Web page and app entries
+++++

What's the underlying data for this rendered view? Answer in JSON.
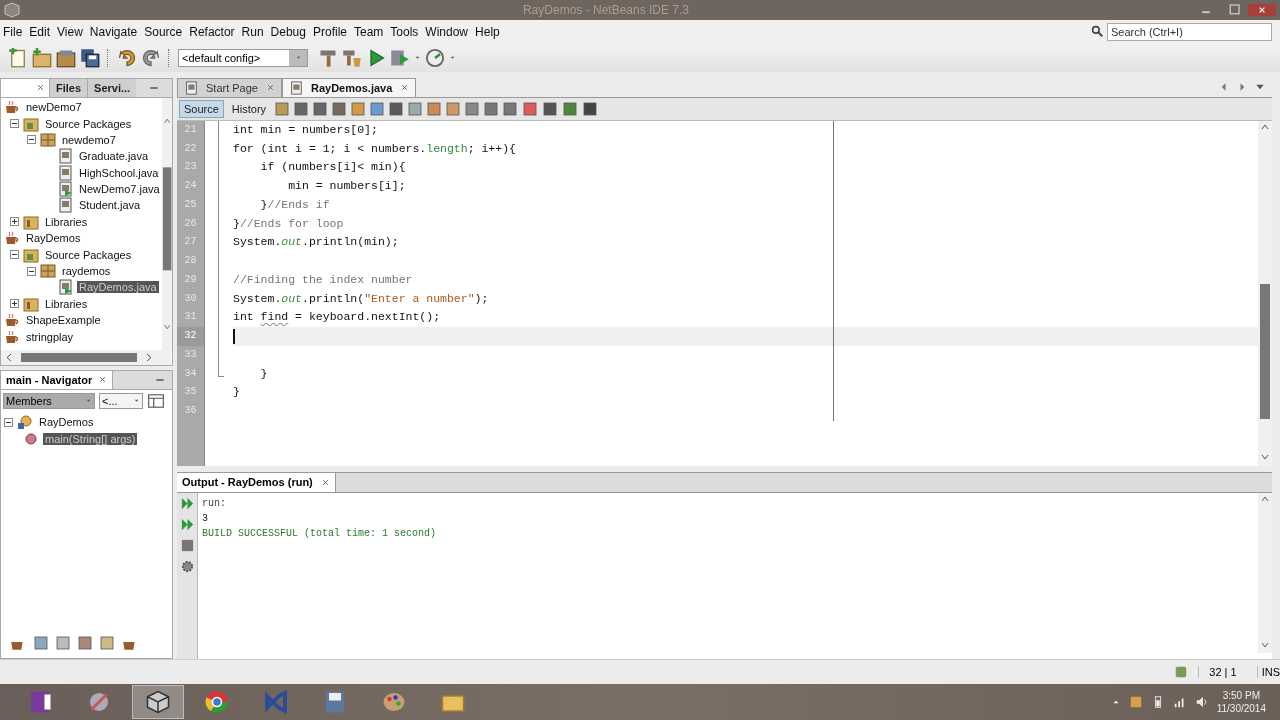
{
  "window": {
    "title": "RayDemos - NetBeans IDE 7.3"
  },
  "menu": [
    "File",
    "Edit",
    "View",
    "Navigate",
    "Source",
    "Refactor",
    "Run",
    "Debug",
    "Profile",
    "Team",
    "Tools",
    "Window",
    "Help"
  ],
  "search": {
    "placeholder": "Search (Ctrl+I)"
  },
  "toolbar": {
    "config": "<default config>"
  },
  "projects": {
    "tabs": [
      {
        "label": "Files",
        "selected": false
      },
      {
        "label": "Servi...",
        "selected": false
      }
    ],
    "tree": [
      {
        "label": "newDemo7",
        "kind": "project",
        "selected": false,
        "children": [
          {
            "label": "Source Packages",
            "kind": "sources",
            "expanded": true,
            "selected": false,
            "children": [
              {
                "label": "newdemo7",
                "kind": "package",
                "expanded": true,
                "selected": false,
                "children": [
                  {
                    "label": "Graduate.java",
                    "kind": "file",
                    "selected": false
                  },
                  {
                    "label": "HighSchool.java",
                    "kind": "file",
                    "selected": false
                  },
                  {
                    "label": "NewDemo7.java",
                    "kind": "mainfile",
                    "selected": false
                  },
                  {
                    "label": "Student.java",
                    "kind": "file",
                    "selected": false
                  }
                ]
              }
            ]
          },
          {
            "label": "Libraries",
            "kind": "libraries",
            "expanded": false,
            "selected": false
          }
        ]
      },
      {
        "label": "RayDemos",
        "kind": "project",
        "selected": false,
        "children": [
          {
            "label": "Source Packages",
            "kind": "sources",
            "expanded": true,
            "selected": false,
            "children": [
              {
                "label": "raydemos",
                "kind": "package",
                "expanded": true,
                "selected": false,
                "children": [
                  {
                    "label": "RayDemos.java",
                    "kind": "mainfile",
                    "selected": true
                  }
                ]
              }
            ]
          },
          {
            "label": "Libraries",
            "kind": "libraries",
            "expanded": false,
            "selected": false
          }
        ]
      },
      {
        "label": "ShapeExample",
        "kind": "project",
        "selected": false
      },
      {
        "label": "stringplay",
        "kind": "project",
        "selected": false
      }
    ]
  },
  "navigator": {
    "title": "main - Navigator",
    "filter": "Members",
    "view": "<...",
    "tree": [
      {
        "label": "RayDemos",
        "kind": "class",
        "expanded": true,
        "selected": false,
        "children": [
          {
            "label": "main(String[] args)",
            "kind": "method",
            "selected": true
          }
        ]
      }
    ]
  },
  "editor": {
    "tabs": [
      {
        "label": "Start Page",
        "selected": false
      },
      {
        "label": "RayDemos.java",
        "selected": true
      }
    ],
    "views": [
      {
        "label": "Source",
        "selected": true
      },
      {
        "label": "History",
        "selected": false
      }
    ],
    "lines": [
      {
        "number": "21",
        "current": false,
        "tokens": [
          {
            "text": "int min = numbers[0];",
            "kind": "plain"
          }
        ]
      },
      {
        "number": "22",
        "current": false,
        "tokens": [
          {
            "text": "for (int i = 1; i < numbers.",
            "kind": "plain"
          },
          {
            "text": "length",
            "kind": "field"
          },
          {
            "text": "; i++){",
            "kind": "plain"
          }
        ]
      },
      {
        "number": "23",
        "current": false,
        "tokens": [
          {
            "text": "    if (numbers[i]< min){",
            "kind": "plain"
          }
        ]
      },
      {
        "number": "24",
        "current": false,
        "tokens": [
          {
            "text": "        min = numbers[i];",
            "kind": "plain"
          }
        ]
      },
      {
        "number": "25",
        "current": false,
        "tokens": [
          {
            "text": "    }",
            "kind": "plain"
          },
          {
            "text": "//Ends if",
            "kind": "comment"
          }
        ]
      },
      {
        "number": "26",
        "current": false,
        "tokens": [
          {
            "text": "}",
            "kind": "plain"
          },
          {
            "text": "//Ends for loop",
            "kind": "comment"
          }
        ]
      },
      {
        "number": "27",
        "current": false,
        "tokens": [
          {
            "text": "System.",
            "kind": "plain"
          },
          {
            "text": "out",
            "kind": "static"
          },
          {
            "text": ".println(min);",
            "kind": "plain"
          }
        ]
      },
      {
        "number": "28",
        "current": false
      },
      {
        "number": "29",
        "current": false,
        "tokens": [
          {
            "text": "//Finding the index number",
            "kind": "comment"
          }
        ]
      },
      {
        "number": "30",
        "current": false,
        "tokens": [
          {
            "text": "System.",
            "kind": "plain"
          },
          {
            "text": "out",
            "kind": "static"
          },
          {
            "text": ".println(",
            "kind": "plain"
          },
          {
            "text": "\"Enter a number\"",
            "kind": "string"
          },
          {
            "text": ");",
            "kind": "plain"
          }
        ]
      },
      {
        "number": "31",
        "current": false,
        "tokens": [
          {
            "text": "int ",
            "kind": "plain"
          },
          {
            "text": "find",
            "kind": "warning"
          },
          {
            "text": " = keyboard.nextInt();",
            "kind": "plain"
          }
        ]
      },
      {
        "number": "32",
        "current": true
      },
      {
        "number": "33",
        "current": false
      },
      {
        "number": "34",
        "current": false,
        "tokens": [
          {
            "text": "    }",
            "kind": "plain"
          }
        ]
      },
      {
        "number": "35",
        "current": false,
        "tokens": [
          {
            "text": "}",
            "kind": "plain"
          }
        ]
      },
      {
        "number": "36",
        "current": false
      }
    ]
  },
  "output": {
    "title": "Output - RayDemos (run)",
    "lines": [
      {
        "text": "run:",
        "kind": "info"
      },
      {
        "text": "3",
        "kind": "stdout"
      },
      {
        "text": "BUILD SUCCESSFUL (total time: 1 second)",
        "kind": "success"
      }
    ]
  },
  "status_bar": {
    "position": "32 | 1",
    "mode": "INS"
  },
  "taskbar": {
    "apps": [
      {
        "selected": false
      },
      {
        "selected": false
      },
      {
        "selected": true
      },
      {
        "selected": false
      },
      {
        "selected": false
      },
      {
        "selected": false
      },
      {
        "selected": false
      },
      {
        "selected": false
      }
    ],
    "time": "3:50 PM",
    "date": "11/30/2014"
  }
}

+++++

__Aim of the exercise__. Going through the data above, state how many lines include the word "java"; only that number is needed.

__Answer below__. 6